We used to call it moonlighting—picking up extra work in addition to your day job. Now other terms like consulting or side hustle are more popular. Have you ever thought about getting a second job? Maybe you need some extra cash or you find that your day job lacks fulfillment. Putting in extra time on a second job can solve one or both of those problems.
Sarah Landrum, writing for Forbes, uses a more up-to-date term for a second job. The 6 to 11, as she describes it, “isn’t a replacement for your more traditional 9 to 5 role. Think of it as a side gig or side hustle. It’s a complement to your daily responsibilities, and it might be the conduit you need to connect with your most closely held passions.” Landrum makes the point that a second job can improve your life by providing a release for creative passions and a way to connect with new people.
Whether you do side work in your day career or branch out into a whole new field, a second job can add a lot to your life. So how do you start? (See also, Considering Technical School and Lifetime Earnings.)
Be Creative About What You Can Do
Even if your career is not the type that lends itself to consulting, maybe you could earn some extra money by baby-, dog-, or house-sitting, or by trying food service or lawn work. Having a second job brings in more money each month and reduces what you spend on entertainment because more of your hours are taken up by working.
Get a Seasonal Job
You might have better luck during the Christmas season when stores do a lot of extra hiring. Look into this tactic in September or October so you don't miss out. Summers might lend themselves to child care or to providing camps or other activities for kids. The start of fall and football season could mean new catering opportunities. January is the start of tax season for those with tax or accounting skills. (For related reading, see: Protect Your Kids and Pets With Custom Insurance.)
Your volunteer job could lead to paid part-time work. Volunteering at the kids’ school could net you an administrative job. Time put in at an association or organization can do the same. Even if your volunteer position doesn’t end up getting you paid work, the connections you make may.
Know You're in Good Company

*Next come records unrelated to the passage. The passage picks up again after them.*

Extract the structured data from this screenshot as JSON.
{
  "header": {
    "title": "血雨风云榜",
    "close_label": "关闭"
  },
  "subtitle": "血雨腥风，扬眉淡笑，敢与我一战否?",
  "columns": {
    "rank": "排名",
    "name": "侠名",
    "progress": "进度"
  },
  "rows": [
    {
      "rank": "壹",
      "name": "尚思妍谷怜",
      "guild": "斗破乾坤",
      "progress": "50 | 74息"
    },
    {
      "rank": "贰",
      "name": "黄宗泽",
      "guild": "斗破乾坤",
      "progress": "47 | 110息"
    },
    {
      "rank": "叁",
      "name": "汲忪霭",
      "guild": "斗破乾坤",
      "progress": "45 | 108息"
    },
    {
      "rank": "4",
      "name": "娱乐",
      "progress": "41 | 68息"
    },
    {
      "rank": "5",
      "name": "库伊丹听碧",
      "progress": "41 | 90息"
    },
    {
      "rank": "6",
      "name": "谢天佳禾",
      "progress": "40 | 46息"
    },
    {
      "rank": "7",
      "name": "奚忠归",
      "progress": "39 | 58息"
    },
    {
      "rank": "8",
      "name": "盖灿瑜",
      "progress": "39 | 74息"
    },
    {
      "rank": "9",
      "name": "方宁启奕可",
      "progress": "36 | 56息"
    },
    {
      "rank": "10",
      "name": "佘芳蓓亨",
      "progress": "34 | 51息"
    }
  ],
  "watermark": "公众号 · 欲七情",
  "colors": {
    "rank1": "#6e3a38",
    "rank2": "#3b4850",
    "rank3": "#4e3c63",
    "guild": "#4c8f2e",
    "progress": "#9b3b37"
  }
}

You’d be surprised to know how many people have a second job. My husband and I are 57 and 54 years old and throughout our careers, we have always had at least two jobs—a main job and one or more on the side. We moonlighted for extra money more than for fulfillment. And we passed that interest on to our two kids who now work second jobs for fulfillment rather than for the money, although they don’t mind having extra cash.

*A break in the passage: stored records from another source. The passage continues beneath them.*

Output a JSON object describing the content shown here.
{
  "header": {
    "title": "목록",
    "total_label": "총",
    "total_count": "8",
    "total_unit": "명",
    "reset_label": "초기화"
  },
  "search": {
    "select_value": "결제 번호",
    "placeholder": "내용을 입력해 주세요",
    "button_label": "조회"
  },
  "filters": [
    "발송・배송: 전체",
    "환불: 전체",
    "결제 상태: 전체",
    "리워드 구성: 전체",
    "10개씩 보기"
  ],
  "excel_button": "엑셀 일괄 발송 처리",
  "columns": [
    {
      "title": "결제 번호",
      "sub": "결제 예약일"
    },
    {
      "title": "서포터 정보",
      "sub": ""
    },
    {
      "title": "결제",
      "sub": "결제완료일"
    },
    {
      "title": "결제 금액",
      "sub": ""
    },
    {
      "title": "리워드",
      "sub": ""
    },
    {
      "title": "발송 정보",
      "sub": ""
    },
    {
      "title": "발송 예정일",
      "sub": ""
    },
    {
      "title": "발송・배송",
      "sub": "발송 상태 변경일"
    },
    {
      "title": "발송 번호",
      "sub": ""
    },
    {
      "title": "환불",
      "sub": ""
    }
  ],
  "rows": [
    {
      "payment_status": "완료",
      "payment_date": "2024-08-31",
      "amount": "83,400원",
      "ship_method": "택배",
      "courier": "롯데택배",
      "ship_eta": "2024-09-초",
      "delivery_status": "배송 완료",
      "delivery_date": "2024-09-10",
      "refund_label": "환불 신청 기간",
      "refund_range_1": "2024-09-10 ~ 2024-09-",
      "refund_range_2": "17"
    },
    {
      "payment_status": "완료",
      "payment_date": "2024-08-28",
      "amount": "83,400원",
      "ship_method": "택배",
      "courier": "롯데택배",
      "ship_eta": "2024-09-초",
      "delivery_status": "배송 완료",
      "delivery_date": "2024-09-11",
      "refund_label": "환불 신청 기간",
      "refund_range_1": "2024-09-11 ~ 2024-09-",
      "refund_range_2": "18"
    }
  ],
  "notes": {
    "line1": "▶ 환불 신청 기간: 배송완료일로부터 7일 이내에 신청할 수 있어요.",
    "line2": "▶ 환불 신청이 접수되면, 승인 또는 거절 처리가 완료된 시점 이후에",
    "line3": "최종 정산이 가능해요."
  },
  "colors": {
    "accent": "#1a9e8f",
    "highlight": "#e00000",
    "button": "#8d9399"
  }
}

As Landrum writes, growing to adulthood means that the burden of living well lands squarely on your shoulders—not on your parents, your school, or your activities: “It’s both scary and exciting that we’re now in direct control of our destinies and our happiness,” she said. You may find that the hours you spend at your 6 to 11 make your 9 to 5 more rewarding. (For related reading, see: How to Protect Family Finances When a Child Makes a Mistake.)